The key to veggie lasagna, like my nachos, is MOISTURE CONTROL (great, now I have Prince singing in my ears….AAAAAAAAAAAHHHHHHHHHHH, Moisture Contr-AWLOLOL). Simply put: vegetables have lots of water in them, and that will turn your lasagna to a mess if not properly accounted for. I must also note that I always pre-cook my lasagna noodles. I’ve never liked the no boil method. Maybe that helps, but I wouldn’t know.
Therefore, my personal trick is to precook the veggies in a very hot pan to release a bunch of steam, then let them cool before assembling.
- Lasagna noodles
- Spaghetti sauce
- Canned pumpkin
- Frozen chopped spinach, thawed and WELL DRAINED
- Onion, sliced thin
- 2 carrots, grated
- Zucchini, grated
- Mozzarella, grated
- Ricotta cheese

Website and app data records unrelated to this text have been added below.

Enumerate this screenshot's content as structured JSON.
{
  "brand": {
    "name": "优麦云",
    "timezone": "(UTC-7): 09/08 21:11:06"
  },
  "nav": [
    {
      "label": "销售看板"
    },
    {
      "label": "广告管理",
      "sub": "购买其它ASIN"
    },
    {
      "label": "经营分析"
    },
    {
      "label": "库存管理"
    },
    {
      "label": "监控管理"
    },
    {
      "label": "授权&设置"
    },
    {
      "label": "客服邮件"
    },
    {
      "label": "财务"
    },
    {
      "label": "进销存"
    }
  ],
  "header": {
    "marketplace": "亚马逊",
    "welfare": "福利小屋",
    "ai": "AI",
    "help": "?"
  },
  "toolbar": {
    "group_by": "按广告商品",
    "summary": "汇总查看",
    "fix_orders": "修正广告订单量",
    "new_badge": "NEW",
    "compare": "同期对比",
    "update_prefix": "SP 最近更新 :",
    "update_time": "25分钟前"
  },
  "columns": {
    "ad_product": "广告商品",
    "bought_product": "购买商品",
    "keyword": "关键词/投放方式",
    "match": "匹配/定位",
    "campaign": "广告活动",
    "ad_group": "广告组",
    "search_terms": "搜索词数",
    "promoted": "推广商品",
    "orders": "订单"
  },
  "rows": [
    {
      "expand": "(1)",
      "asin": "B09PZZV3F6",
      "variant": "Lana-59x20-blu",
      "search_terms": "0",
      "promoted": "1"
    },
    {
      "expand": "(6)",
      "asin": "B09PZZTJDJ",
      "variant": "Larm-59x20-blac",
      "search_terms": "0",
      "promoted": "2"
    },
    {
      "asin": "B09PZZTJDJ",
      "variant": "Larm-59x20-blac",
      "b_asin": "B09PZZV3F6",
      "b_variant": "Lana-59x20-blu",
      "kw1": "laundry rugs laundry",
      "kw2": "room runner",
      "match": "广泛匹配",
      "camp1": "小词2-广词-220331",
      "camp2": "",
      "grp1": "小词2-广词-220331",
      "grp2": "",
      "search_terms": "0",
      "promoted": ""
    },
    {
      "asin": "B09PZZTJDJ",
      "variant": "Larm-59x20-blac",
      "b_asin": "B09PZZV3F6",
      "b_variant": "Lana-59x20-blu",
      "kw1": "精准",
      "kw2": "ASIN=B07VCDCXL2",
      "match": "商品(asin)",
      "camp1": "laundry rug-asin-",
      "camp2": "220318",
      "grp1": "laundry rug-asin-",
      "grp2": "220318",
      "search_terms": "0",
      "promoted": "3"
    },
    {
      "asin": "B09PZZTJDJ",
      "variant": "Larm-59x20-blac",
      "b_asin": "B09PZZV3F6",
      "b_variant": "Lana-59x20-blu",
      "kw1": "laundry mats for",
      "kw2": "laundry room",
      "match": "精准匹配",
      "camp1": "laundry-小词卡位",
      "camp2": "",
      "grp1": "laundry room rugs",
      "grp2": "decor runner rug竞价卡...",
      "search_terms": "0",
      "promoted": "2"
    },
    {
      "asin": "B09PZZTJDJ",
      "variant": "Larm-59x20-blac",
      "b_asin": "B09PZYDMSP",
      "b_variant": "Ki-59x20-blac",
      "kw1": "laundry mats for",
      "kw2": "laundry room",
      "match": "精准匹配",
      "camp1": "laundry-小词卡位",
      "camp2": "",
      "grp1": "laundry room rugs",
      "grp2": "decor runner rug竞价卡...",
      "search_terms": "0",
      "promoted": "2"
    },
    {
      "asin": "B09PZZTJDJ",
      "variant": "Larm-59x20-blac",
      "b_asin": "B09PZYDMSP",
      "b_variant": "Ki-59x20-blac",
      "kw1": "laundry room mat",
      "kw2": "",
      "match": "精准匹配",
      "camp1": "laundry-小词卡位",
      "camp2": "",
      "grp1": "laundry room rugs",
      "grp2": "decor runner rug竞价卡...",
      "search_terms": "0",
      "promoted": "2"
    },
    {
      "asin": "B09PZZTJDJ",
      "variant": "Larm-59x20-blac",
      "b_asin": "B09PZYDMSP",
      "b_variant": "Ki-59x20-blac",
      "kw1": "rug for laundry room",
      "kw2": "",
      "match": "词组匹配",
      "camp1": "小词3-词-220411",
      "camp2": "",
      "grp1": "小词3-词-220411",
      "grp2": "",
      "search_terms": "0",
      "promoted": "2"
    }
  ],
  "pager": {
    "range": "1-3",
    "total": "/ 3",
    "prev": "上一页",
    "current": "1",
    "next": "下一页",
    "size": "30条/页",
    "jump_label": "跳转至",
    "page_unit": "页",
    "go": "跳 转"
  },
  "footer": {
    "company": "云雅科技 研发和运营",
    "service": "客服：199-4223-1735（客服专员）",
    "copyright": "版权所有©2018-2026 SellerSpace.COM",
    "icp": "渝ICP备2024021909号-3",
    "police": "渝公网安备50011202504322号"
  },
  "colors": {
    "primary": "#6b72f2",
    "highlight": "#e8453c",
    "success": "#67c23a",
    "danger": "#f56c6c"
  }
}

- Parmesan cheese
- Olive oil
- Italian seasoning
- Boil lasagna noodles according to directions
- Put skillet on medium to medium high heat
- Empty half of a jar of spaghetti sauce into pot to warm up; add canned pumpkin and stir to mix
- Add oil to skillet and wait to shimmer (but not smoke), then add veggies. Cook for several minutes until lots of steam is being released. Remove from heat and set aside.
- In your favorite lasagna dish, coat with a light coating of oil
- Drain noodles in colander and splash with olive oil to prevent sticking
- Put a light layer of tomkin (get it: tomato + pumpkin) sauce on the base of the pan, then layer as follows: noodles, ricotta, tomkin sauce, veggies, mozzarella, Parmesan, Italian seasoning. Repeat until dish is near full.
- Drizzle top with olive oil. Cover with foil, and place in 350 degree oven for 45-60 minutes.
- Remove foil, let sit for 10 minutes (this helps in the moisture reabsorption process), cut, and serve.
BTW, if you use a whole jar of sauce and ditch the pumpkin, you have pretty good veggie lasagna.
We were taught (trust me, you were, at some point) that there were two categories of vitamins: fat-soluble and water-soluble. The fat-soluble ones were Vitamins A, D, E, and K. Vitamin C and all of the B vitamins were water-soluble.
It was OK to megadose on water-soluble vitamins because, well, they were water-soluble and thus excreted easily through the urine. Fat-soluble ones, however, could build up and become toxic because they would be stored in your fat cells.
Time to rethink this one!
With that said, I’m not espousing that everyone down bottles of Centrum everyday. Just making a point that we don’t know everything.